START Input

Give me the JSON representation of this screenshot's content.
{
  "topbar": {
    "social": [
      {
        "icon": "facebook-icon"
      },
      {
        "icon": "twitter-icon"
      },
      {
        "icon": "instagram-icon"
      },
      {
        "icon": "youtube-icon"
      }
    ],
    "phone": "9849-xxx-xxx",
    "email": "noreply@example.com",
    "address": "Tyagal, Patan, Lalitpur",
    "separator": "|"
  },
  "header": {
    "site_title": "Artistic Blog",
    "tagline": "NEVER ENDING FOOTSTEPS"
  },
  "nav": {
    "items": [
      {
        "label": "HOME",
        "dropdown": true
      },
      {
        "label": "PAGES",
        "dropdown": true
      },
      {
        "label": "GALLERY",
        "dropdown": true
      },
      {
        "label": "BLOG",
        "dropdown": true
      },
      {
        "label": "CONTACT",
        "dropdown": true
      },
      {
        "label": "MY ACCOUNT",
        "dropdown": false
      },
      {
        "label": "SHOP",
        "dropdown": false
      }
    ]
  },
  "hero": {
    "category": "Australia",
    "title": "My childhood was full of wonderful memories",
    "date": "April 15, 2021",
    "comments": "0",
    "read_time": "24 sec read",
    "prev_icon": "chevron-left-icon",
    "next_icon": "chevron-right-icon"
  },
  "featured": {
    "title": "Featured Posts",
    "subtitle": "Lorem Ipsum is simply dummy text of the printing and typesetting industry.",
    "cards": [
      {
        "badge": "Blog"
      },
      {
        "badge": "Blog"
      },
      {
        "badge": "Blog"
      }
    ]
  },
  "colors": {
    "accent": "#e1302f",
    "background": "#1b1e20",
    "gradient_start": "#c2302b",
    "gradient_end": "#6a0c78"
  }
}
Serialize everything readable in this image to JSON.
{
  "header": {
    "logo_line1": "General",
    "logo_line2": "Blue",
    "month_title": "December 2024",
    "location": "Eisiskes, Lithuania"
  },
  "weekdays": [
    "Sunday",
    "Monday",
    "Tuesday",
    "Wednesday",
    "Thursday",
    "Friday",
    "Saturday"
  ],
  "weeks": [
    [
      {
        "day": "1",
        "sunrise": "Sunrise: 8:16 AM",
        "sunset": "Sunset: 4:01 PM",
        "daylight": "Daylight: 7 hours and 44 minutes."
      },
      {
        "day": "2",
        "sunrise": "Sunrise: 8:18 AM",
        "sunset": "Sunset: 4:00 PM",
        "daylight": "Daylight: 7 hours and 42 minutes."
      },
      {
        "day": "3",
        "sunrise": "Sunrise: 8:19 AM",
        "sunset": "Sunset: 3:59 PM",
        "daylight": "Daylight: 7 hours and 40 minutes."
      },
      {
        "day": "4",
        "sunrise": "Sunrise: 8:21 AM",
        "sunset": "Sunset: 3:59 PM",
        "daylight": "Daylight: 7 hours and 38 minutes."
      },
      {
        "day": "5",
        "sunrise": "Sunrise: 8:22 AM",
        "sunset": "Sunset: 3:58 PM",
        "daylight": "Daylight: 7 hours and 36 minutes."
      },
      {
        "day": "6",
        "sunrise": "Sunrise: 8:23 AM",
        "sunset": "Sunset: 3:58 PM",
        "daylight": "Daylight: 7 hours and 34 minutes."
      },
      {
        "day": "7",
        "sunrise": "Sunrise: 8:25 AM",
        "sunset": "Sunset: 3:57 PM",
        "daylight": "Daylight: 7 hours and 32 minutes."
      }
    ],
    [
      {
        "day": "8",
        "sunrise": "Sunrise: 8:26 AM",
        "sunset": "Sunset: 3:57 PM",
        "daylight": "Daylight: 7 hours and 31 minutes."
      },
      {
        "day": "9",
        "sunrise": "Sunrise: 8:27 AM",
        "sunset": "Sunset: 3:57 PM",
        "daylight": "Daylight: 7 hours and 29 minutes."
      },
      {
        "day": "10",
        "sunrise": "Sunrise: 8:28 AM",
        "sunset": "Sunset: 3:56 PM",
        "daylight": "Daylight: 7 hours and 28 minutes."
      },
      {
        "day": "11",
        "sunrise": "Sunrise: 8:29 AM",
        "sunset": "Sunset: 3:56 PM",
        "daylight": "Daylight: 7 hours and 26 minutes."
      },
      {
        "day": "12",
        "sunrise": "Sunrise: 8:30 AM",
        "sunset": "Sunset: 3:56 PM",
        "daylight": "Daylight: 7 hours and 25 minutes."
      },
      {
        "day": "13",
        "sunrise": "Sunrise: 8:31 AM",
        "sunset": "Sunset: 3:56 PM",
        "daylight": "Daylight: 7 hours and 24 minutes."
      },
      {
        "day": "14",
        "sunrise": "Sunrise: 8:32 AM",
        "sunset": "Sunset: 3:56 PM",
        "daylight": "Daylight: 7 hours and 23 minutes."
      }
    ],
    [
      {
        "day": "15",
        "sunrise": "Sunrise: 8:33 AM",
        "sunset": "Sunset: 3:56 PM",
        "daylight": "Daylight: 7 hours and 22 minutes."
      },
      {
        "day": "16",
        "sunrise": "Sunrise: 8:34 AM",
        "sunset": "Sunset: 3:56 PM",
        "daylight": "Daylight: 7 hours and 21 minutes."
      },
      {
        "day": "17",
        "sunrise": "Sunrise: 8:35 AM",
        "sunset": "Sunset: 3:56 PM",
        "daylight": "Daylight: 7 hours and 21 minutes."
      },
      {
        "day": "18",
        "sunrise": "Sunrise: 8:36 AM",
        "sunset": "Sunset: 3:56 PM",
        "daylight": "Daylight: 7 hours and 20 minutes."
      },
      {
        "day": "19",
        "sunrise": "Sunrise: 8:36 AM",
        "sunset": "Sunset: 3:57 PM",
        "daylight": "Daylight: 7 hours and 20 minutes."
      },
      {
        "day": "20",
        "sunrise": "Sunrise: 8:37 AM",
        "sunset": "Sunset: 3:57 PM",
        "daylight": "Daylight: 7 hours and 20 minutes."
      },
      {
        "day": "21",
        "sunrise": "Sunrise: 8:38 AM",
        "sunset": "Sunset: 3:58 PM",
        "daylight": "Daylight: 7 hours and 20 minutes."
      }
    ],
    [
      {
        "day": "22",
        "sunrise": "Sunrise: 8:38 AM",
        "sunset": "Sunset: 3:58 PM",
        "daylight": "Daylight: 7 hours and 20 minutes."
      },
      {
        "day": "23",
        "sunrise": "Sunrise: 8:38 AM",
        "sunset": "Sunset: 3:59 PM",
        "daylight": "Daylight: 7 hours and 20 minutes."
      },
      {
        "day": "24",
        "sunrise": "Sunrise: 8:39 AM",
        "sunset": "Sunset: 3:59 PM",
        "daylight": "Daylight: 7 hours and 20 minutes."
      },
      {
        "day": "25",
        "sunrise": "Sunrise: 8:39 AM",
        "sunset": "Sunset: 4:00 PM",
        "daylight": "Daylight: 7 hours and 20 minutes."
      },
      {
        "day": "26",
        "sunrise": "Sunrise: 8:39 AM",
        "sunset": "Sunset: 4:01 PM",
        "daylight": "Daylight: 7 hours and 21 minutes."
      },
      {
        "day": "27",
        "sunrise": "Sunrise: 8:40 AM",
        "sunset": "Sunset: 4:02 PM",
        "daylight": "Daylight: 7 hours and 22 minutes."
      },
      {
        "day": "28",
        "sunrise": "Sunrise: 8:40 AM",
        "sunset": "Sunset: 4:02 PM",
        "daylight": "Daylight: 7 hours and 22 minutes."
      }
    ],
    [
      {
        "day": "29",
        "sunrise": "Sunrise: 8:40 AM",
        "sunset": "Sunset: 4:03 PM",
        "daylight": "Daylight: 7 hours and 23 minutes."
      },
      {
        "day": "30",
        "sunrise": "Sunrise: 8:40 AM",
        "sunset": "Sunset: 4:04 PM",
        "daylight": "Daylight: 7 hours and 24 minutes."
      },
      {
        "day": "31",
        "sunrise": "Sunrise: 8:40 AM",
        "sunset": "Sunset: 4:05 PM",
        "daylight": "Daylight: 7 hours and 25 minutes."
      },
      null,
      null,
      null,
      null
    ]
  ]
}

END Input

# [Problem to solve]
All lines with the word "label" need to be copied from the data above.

# [Result for this exercise]
        "label": "HOME",
        "label": "PAGES",
        "label": "GALLERY",
        "label": "BLOG",
        "label": "CONTACT",
        "label": "MY ACCOUNT",
        "label": "SHOP",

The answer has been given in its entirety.